■ **Study material**:
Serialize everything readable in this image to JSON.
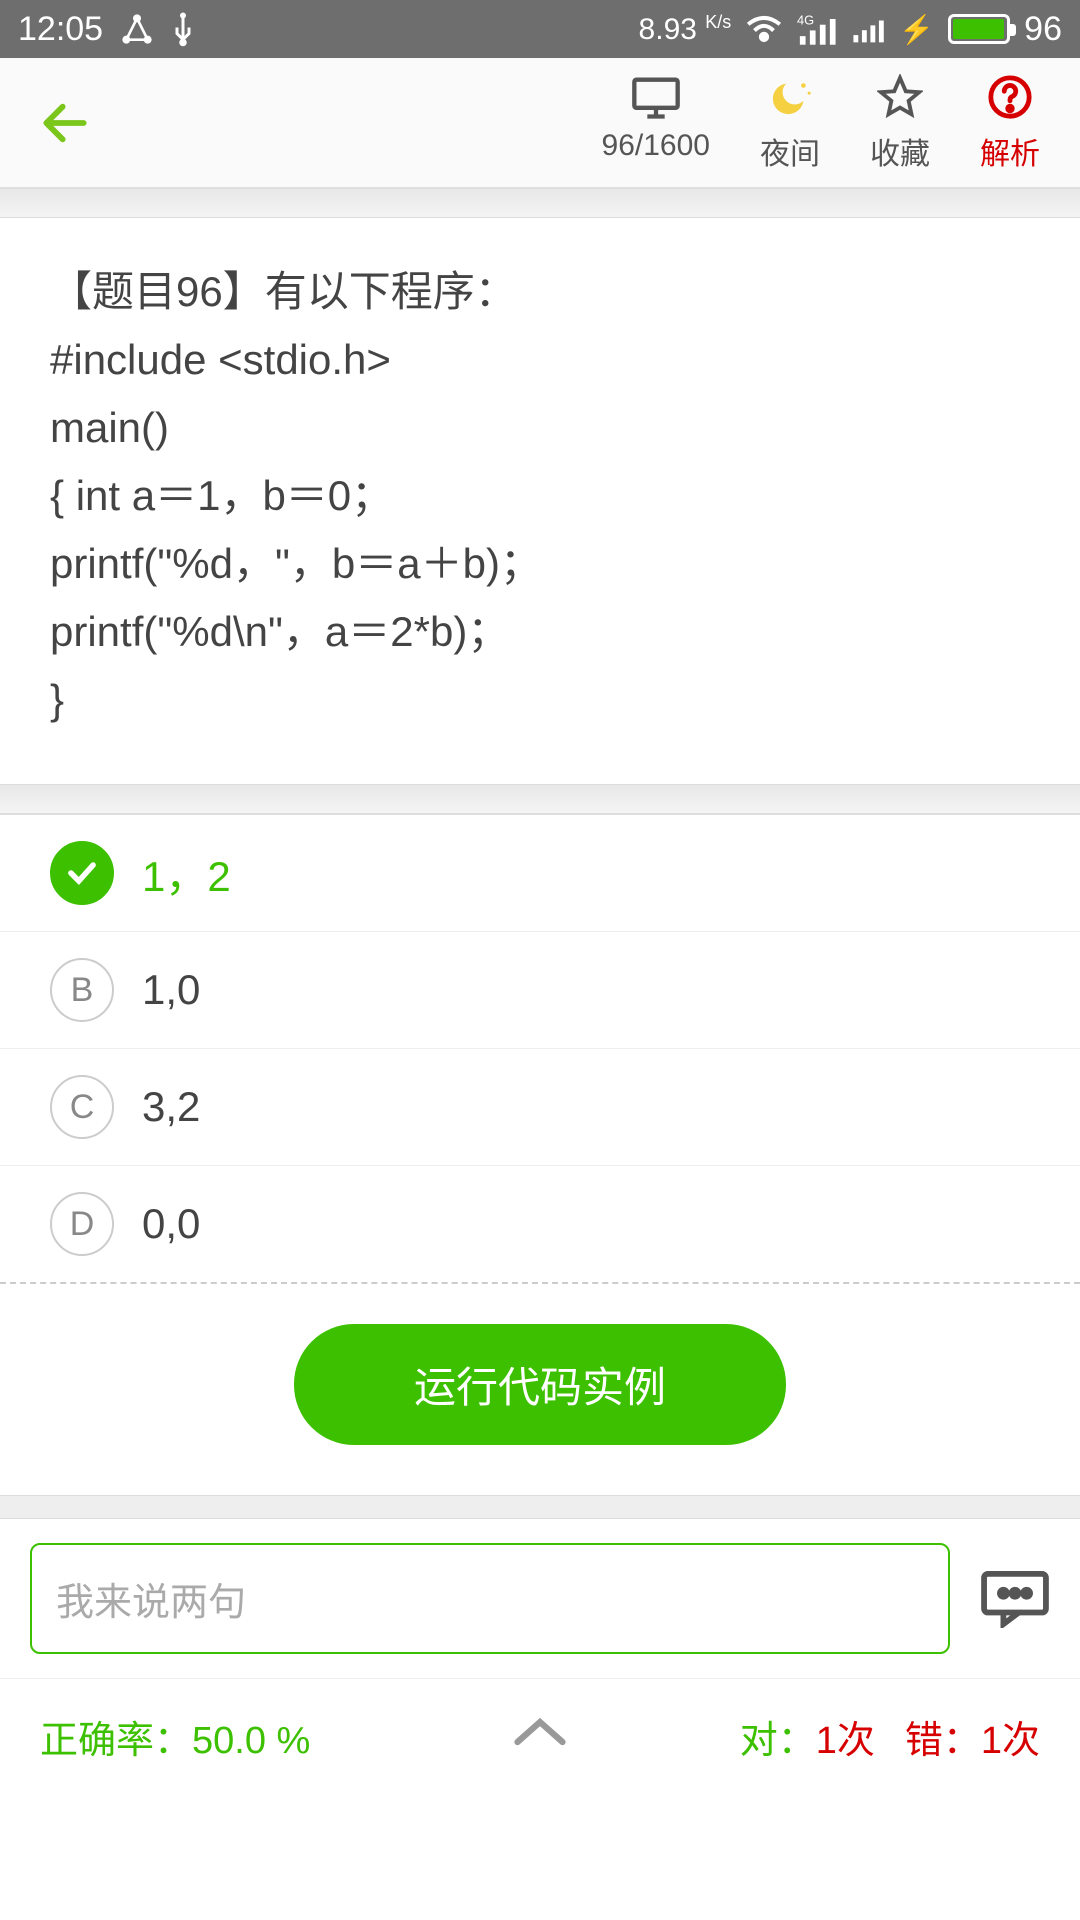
{
  "status": {
    "time": "12:05",
    "speed": "8.93",
    "speed_unit": "K/s",
    "battery": "96"
  },
  "toolbar": {
    "progress": "96/1600",
    "night": "夜间",
    "favorite": "收藏",
    "analysis": "解析"
  },
  "question": {
    "lines": [
      "【题目96】有以下程序：",
      "#include  <stdio.h>",
      "main()",
      "{    int  a＝1，b＝0；",
      "        printf(\"%d，\"，b＝a＋b)；",
      "        printf(\"%d\\n\"，a＝2*b)；",
      "}"
    ]
  },
  "options": [
    {
      "key": "✓",
      "text": "1，2",
      "correct": true
    },
    {
      "key": "B",
      "text": "1,0",
      "correct": false
    },
    {
      "key": "C",
      "text": "3,2",
      "correct": false
    },
    {
      "key": "D",
      "text": "0,0",
      "correct": false
    }
  ],
  "run_label": "运行代码实例",
  "comment_placeholder": "我来说两句",
  "stats": {
    "rate_label": "正确率：",
    "rate_value": "50.0 %",
    "correct_label": "对：",
    "correct_value": "1次",
    "wrong_label": "错：",
    "wrong_value": "1次"
  }
}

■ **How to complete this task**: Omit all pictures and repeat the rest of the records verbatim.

■ **Response**:
Serialize everything readable in this image to JSON.
{
  "status": {
    "time": "12:05",
    "speed": "8.93",
    "speed_unit": "K/s",
    "battery": "96"
  },
  "toolbar": {
    "progress": "96/1600",
    "night": "夜间",
    "favorite": "收藏",
    "analysis": "解析"
  },
  "question": {
    "lines": [
      "【题目96】有以下程序：",
      "#include  <stdio.h>",
      "main()",
      "{    int  a＝1，b＝0；",
      "        printf(\"%d，\"，b＝a＋b)；",
      "        printf(\"%d\\n\"，a＝2*b)；",
      "}"
    ]
  },
  "options": [
    {
      "key": "✓",
      "text": "1，2",
      "correct": true
    },
    {
      "key": "B",
      "text": "1,0",
      "correct": false
    },
    {
      "key": "C",
      "text": "3,2",
      "correct": false
    },
    {
      "key": "D",
      "text": "0,0",
      "correct": false
    }
  ],
  "run_label": "运行代码实例",
  "comment_placeholder": "我来说两句",
  "stats": {
    "rate_label": "正确率：",
    "rate_value": "50.0 %",
    "correct_label": "对：",
    "correct_value": "1次",
    "wrong_label": "错：",
    "wrong_value": "1次"
  }
}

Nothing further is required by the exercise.